“I guess not,” came Uncle Amos’s firm reply. “It was all Rebecca’s money and hers to do with what suited her. She’s made me think a whole lot more of her by this here will. I’m glad to know she didn’t forget her old beau. She was a little prickly on the outside sometimes, but I guess her heart was soft after all. It’s all right, it’s all right, that will is! It ain’t for us to fuss about. She could have give the whole lot of it to some cat home or spent it while she lived. It was hers! If that’s all, lawyer, I guess we’ll go. Mary and I are satisfied and the rest got to be. I bet Rebecca got a lot o’ good thinkin’ how Martin Landis would get the surprise of his life when she was in her grave.”
In a short time the news spread over the rural community that Rebecca Miller willed Martin Landis ten thousand dollars! Some said facetiously that it might be a posthumous thank-offering for what she missed when she refused to marry him. Others, keen for romance, repeated a sentimental story about a broken heart and a lifelong sorrow because of her foolish inability to see what was best for her and how at the close of her life she conceived the beautiful thought of leaving him the money so that he might know she had never forgotten him and so that he might remember his old sweetheart. But in whatever form the incident was presented it never failed to evoke interest. “Ten thousand dollars from an old girl! What luck!” exclaimed many.
If persons not directly concerned in the ten thousand dollar legacy were surprised what word can adequately describe the emotion of Martin Landis when Amanda’s verbal report of it was duly confirmed by a legal notice from the lawyer!

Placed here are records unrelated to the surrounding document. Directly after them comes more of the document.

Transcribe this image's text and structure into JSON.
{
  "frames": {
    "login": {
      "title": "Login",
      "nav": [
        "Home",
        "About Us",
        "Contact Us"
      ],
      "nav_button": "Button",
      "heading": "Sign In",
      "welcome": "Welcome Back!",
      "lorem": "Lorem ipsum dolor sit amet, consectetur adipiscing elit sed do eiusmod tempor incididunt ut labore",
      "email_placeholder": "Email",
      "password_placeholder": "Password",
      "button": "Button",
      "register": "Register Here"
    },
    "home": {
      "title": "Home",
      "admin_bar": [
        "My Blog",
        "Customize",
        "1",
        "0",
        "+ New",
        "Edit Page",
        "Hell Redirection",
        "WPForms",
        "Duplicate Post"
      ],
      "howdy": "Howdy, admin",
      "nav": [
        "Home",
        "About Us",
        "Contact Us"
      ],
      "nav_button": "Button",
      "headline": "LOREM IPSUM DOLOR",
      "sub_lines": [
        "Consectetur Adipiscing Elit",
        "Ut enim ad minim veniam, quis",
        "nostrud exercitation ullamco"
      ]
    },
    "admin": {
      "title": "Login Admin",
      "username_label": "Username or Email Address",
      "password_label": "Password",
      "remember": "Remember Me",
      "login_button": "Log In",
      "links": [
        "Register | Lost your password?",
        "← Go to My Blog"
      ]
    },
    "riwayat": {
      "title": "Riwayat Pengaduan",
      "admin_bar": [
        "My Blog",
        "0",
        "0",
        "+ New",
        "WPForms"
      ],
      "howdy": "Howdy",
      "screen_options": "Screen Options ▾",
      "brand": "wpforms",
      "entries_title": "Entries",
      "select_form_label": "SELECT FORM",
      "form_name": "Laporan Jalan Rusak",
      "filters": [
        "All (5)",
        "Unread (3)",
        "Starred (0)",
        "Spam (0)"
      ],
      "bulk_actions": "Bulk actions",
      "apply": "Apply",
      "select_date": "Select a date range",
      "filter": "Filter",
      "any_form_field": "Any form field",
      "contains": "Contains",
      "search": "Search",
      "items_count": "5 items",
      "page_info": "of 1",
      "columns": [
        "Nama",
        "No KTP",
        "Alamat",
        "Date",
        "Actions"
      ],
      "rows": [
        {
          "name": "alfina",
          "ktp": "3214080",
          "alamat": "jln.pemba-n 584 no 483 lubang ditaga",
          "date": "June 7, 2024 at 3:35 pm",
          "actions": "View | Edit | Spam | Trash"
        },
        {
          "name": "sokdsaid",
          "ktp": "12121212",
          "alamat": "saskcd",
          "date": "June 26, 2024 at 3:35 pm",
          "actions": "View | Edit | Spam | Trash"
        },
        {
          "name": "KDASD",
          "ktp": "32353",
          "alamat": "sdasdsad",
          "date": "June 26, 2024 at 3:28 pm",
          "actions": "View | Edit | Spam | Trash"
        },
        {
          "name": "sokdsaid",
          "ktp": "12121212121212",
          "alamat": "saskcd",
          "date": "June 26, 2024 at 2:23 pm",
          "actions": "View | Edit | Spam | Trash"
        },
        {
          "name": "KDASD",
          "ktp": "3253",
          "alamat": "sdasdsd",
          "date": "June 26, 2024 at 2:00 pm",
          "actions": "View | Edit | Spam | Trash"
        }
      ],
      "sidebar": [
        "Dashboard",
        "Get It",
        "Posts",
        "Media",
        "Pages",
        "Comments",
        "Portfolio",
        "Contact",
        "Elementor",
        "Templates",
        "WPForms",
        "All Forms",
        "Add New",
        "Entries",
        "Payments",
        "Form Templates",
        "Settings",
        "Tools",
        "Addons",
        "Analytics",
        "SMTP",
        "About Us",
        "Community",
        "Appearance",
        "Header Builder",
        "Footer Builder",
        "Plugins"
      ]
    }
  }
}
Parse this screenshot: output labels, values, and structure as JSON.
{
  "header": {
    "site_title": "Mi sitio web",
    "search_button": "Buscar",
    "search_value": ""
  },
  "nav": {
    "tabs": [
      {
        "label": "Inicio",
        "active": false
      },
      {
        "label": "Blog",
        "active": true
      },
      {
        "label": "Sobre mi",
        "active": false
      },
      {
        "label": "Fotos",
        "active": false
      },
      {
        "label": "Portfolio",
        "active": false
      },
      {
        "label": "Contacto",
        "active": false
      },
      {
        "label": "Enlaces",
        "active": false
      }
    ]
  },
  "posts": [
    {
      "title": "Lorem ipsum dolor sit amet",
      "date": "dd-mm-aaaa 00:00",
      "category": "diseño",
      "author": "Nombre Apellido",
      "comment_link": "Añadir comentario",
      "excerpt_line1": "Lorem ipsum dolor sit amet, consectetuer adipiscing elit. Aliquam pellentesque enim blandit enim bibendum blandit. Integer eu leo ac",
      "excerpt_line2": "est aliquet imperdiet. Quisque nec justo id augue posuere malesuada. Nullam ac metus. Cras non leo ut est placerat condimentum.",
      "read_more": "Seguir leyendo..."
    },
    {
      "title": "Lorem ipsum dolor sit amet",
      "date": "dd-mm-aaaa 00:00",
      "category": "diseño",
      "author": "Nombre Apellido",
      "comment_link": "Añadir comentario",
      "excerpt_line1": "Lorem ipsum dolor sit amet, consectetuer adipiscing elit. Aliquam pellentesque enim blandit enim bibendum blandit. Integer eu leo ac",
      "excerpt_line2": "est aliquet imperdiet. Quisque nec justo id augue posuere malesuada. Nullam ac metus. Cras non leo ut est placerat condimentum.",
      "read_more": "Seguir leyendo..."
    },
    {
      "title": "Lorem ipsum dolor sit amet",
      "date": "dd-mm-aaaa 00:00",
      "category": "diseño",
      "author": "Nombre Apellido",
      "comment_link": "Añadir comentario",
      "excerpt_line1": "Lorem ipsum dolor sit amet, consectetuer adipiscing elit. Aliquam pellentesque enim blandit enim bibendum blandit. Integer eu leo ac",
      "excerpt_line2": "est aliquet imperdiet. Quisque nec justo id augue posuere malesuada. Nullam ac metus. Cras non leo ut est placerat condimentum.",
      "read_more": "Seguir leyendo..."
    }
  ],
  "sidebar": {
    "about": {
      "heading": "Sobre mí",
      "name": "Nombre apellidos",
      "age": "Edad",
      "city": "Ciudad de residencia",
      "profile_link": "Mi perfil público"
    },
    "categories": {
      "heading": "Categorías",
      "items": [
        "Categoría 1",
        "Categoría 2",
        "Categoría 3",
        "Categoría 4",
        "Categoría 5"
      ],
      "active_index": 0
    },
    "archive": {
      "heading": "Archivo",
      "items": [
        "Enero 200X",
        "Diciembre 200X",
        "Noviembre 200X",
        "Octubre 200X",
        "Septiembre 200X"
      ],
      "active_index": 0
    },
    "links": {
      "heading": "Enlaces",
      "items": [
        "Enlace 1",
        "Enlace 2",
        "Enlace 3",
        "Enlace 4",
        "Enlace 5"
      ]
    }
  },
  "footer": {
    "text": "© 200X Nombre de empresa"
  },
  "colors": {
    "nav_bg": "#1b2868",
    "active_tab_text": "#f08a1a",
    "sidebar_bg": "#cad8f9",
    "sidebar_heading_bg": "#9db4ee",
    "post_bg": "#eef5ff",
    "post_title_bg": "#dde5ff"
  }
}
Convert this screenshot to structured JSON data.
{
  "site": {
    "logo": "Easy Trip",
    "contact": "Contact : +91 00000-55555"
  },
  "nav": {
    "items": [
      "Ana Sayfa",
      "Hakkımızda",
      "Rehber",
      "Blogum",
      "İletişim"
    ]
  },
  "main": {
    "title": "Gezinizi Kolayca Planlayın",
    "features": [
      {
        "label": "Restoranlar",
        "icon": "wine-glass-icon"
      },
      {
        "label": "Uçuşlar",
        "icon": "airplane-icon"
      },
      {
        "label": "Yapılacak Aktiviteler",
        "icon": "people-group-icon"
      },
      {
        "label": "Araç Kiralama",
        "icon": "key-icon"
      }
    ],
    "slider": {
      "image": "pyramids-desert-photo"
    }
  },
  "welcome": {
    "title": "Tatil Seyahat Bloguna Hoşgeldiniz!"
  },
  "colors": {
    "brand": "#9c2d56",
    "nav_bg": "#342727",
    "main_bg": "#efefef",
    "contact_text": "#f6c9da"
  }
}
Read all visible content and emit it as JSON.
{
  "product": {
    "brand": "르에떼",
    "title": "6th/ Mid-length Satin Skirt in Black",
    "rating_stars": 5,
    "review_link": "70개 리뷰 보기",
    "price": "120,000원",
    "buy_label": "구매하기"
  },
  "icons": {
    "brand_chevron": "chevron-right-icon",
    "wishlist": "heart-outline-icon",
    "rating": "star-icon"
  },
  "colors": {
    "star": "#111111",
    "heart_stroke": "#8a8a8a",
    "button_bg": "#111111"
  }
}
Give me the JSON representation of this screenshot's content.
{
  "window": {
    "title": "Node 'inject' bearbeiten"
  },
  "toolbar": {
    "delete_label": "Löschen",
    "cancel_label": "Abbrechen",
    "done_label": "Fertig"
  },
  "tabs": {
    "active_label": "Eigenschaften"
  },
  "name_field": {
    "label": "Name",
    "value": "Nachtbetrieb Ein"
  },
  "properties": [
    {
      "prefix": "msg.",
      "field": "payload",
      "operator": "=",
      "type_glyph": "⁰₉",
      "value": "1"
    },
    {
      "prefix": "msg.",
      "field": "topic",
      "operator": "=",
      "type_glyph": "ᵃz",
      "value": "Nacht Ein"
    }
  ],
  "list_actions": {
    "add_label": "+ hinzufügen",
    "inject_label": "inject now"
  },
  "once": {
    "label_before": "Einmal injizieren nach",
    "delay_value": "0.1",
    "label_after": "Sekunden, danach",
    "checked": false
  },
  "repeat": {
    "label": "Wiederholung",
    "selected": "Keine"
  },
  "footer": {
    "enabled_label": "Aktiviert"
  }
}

“Good guns, Mom!” the man said in astonishment. “I can’t make it out! I can’t get head nor tail out the thing. What ailed Becky, anyhow? To do a thing like that! I feel kinda mean takin’ so much money. It ought to go to Amos and Mary. They got five thousand apiece and somebody said the farms will bring more than Becky thought and by the time they are sold and everything divided Amos and Mary will get about eleven thousand each. It’s right for them to get it, but it don’t seem right for me to have it.”
But Millie soon paid a visit to the Landis home and repeated many of the things Aunt Rebecca had told her those last evenings by the light of the little oil lamp. “She said, Mr. Landis, that one day she was lookin’ at the big Bible and come across an old valentine you sent her when you and she was young. It said on it, ’If I had the world I’d give you half of it.’ And that set her thinkin’ what a nice surprise she could fix up if she’d will you some of her money. And she said, too, that Jonas was a good man but it worried her that she broke off with a poor man to marry a rich one when she liked the poor one best. I guess all that made her so queer and crabbit. She never let on when she was well that she wished she’d married you but when she come to die she didn’t care much if it was found out. You just take that there money and enjoy it; that’s what Rebecca wanted you should do.”
“Yes, I guess she wanted me to have it,” the man said thoughtfully. “But it beats me why she did it. Why, I’d almost forgot that I ever kept company with her and was promised to marry her. It’s so long ago.”
“Men do forget,” said Millie. “I guess it’s the women that remember. But the money’s for you, that’s her will, and she said I should be sure to see that the will is carried out and that the money goes where she said.”
“Yes--we can use it. We’ll be glad for it. I wish I could say thanks to Becky for it. It don’t seem right by Amos and Mary, though.”
“Ach, they don’t need it. They got lots a’ready. The only ones that begrudge it are the relations of Jonas. None of them come to shake up a pillow for poor Rebecca or bring her an orange or get her a drink of water, but they come when the will was read. I just like to see such people get fooled! They wanted a lot and got a little and you didn’t expect nothin’ and look what you got! There’s some nice surprises in the world, for all, ain’t!”